“At this point, it is unclear if Seif Al-Islam is truly free, most likely he has some freedom to move around the town of Zintan, the freedom that he earned by cooperating with the local militias. I highly doubt that he is free to move around the country as he pleases. Zintan is not only his jailers but also his protectors. “said Kebhaj, ”I think he speaks for a significant fraction of Libyans regarding real resentment towards Gulf countries’ meddling in the country most notably Qatar.”

Seif al-Islam has not tried to appeal that verdict after being freed. However, a rival faction in Libya, the Tobruk-based government, led by Field Marshal Khalifa Haftar, announced a full amnesty for Seif after his release. Haftar was a military commander in Muammar Qaddafi’s regime.

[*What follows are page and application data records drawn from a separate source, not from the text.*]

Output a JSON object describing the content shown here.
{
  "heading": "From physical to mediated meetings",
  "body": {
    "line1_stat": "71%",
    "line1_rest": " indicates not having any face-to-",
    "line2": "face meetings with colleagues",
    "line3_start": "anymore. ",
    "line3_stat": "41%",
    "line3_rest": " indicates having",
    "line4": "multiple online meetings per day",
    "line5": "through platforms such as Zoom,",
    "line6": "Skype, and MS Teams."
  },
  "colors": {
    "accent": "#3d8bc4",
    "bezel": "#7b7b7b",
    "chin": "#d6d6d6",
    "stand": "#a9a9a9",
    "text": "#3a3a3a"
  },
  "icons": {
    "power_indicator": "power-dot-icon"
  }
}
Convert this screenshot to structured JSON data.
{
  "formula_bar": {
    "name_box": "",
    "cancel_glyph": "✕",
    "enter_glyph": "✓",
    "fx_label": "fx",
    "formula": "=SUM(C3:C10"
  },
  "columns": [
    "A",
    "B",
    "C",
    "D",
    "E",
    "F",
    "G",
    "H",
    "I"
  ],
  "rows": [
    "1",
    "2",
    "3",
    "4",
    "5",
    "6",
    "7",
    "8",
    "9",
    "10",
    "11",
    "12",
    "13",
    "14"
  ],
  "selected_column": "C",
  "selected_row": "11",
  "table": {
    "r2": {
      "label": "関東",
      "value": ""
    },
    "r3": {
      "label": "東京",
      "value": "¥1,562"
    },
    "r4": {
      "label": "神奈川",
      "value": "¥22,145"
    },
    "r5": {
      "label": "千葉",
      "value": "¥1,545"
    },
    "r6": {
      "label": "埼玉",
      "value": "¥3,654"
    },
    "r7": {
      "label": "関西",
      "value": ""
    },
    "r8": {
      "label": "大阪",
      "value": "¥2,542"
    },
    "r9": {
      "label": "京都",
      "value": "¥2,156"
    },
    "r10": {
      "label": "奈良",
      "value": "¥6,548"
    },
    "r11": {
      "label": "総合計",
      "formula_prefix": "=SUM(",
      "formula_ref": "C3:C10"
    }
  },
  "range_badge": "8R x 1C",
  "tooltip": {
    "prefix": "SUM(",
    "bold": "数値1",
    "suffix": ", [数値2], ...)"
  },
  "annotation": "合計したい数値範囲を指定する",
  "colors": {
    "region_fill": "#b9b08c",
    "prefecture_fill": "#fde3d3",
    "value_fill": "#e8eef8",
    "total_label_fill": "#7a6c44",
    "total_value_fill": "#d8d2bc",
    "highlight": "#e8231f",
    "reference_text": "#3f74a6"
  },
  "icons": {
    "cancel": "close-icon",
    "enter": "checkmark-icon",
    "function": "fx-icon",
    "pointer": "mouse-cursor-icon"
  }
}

Representatives of Seif have claimed that he is organizing a counter-terrorism force of his own. The force is said to be assembling near the coastal town of Sabratha with the claimed goal of capturing Tripoli.

Sabratah lies to the north of Al-Zintan in Western Libya and is only 30 miles from Tripoli.

Analysts say given the diminished stature of the Ghaddafi it is unlikely he will be able to rally many to his banner.

However, the son of the former Libyan dictator and graduate of the London School of Economics may have another way of taking the Libya’s capitol city.

The country is expected to hold presidential elections next year. His campaign to denounce Qatar may be part of an effort to re-brand the Ghaddafi franchise in nationalist terms as he positions himself to run for president in those elections.

“Elections are scheduled but, I am not sure they will even take place let alone that Seif could win,” says Oded Berkowitz, a Senior Analyst on North Africa region at MAX Security Solutions. “Seif is banking on the few residual supporters of his father’s regime to help him mobilize support either separately or more likely from within the LNA….but that’s not very likely to succeed.”